Augmented reality will become easier and easier and become seamless parts of our lives. –Lawrence Swiader, chief information officer, U.S. Holocaust Memorial Museum

By 2020 most people will scarcely remember what it was like to live only in the ‘real world.’ –Elizabeth Cleary, student, National College of Art & Design, Dublin, Ireland

While there very likely will be a small community of early adopters of “augmented reality,” it will be many years (30, 40?) before its use become prevalent. Cost of use is certainly one of the “braking” effects holding back rapid adoption; but it probably will be the result of “unrecognized benefits” accruing from “augmented reality” that will keep the number of its users in low figures for a very long time. I witnessed this same phenomenon in the case of various technologies: fax, high-definition TV, supersonic flight for passengers among others. It’s the old tug-of-war between technological “push” versus market “pull.”  Nothing new under the sun. –Fredric M. Litto, consultant for Pearson Education Global e-Learning, president, Brazil Distance Learning Association

My only comment to this is that the metaverse is a real place, just not located in the 4Ds that we are used to. Continued enhancement of the “feelies” (Brave New World—Aldous Huxley) will make the metaverse more and more a part of the Universe. –Richard Hammond, knowledge management team leader, United States Environmental Protection Agency; knowledge management expert currently examining Semantic Web and RFID

This is already happening to some extent. In Second Life, NPR’s Science Island and NOAA’s island are good examples of virtual world delivery of their content to a generation that has little or no interest in static Web content. Ten years ago it was “you’d better get a Web page,” now (certainly in 2020) it’s “you’d better get a virtual world presence.” I love the thought of a virtual planet! –Patti Nelson, a Webmaster who works on U.S. government sites

The accidental loss of important privacy through creating virtual selves will drastically reduce the move towards a metaverse.  The hope is for effective and practical means of practicing safe-virtual-play. –Dixon Hutchinson, software engineer

Techno-dreaming. –David Hakken, Indiana University School of Informatics and a professor of anthropology who studies social change and the use of automated information and communication technologies

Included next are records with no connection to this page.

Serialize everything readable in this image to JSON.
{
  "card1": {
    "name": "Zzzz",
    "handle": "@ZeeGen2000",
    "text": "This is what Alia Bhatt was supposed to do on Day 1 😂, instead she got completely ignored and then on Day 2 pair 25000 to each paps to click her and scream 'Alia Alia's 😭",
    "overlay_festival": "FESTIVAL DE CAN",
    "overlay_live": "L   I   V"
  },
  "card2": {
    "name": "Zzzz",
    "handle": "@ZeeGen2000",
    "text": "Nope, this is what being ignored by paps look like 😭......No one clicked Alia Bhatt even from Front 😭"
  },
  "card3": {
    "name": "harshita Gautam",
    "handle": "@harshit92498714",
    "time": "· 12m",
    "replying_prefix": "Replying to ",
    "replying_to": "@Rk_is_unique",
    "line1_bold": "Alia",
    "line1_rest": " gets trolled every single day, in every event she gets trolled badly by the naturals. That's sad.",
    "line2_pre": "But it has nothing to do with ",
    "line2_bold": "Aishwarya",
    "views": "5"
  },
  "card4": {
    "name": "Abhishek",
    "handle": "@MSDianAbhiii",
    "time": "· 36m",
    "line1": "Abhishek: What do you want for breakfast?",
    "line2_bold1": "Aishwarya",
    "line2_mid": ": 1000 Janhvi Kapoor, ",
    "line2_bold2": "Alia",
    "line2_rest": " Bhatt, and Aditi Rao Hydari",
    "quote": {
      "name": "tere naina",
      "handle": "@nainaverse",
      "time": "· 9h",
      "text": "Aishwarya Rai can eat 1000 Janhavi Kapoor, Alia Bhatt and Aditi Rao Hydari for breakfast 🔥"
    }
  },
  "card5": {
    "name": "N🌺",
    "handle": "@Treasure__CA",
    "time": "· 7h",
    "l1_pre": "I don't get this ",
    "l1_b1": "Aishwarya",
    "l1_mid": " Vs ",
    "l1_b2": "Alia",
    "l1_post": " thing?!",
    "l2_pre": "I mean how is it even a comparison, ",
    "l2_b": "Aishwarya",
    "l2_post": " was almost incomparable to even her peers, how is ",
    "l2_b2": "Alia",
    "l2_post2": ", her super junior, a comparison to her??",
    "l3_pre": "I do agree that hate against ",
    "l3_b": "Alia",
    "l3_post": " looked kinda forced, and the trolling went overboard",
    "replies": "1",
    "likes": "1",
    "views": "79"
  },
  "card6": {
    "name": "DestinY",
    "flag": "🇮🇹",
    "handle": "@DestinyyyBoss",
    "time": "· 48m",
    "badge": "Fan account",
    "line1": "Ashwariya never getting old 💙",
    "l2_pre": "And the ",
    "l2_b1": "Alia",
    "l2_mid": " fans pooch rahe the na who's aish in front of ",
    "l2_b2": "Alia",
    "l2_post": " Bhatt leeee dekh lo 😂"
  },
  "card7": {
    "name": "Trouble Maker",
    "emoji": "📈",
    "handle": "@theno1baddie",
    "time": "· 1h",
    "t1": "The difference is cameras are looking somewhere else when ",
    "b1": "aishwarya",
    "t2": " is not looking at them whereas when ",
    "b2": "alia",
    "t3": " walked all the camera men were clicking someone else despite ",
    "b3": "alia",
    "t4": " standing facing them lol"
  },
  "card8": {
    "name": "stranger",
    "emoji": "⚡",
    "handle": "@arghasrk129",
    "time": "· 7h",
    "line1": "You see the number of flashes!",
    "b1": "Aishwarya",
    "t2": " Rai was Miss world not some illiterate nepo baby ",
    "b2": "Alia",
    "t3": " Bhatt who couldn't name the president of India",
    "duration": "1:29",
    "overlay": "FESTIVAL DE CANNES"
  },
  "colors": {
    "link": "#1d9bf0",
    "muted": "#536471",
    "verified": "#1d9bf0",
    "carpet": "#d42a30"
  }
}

Many elites will interact with each other and the “metaverse” this way, but I don’t believe that this technology will be so widespread that it affects most people. –Paul Hyland, executive producer, edweek.org; formerly a member of the board of directors for Computer Professionals for Social Responsibility and director at Media Matters for America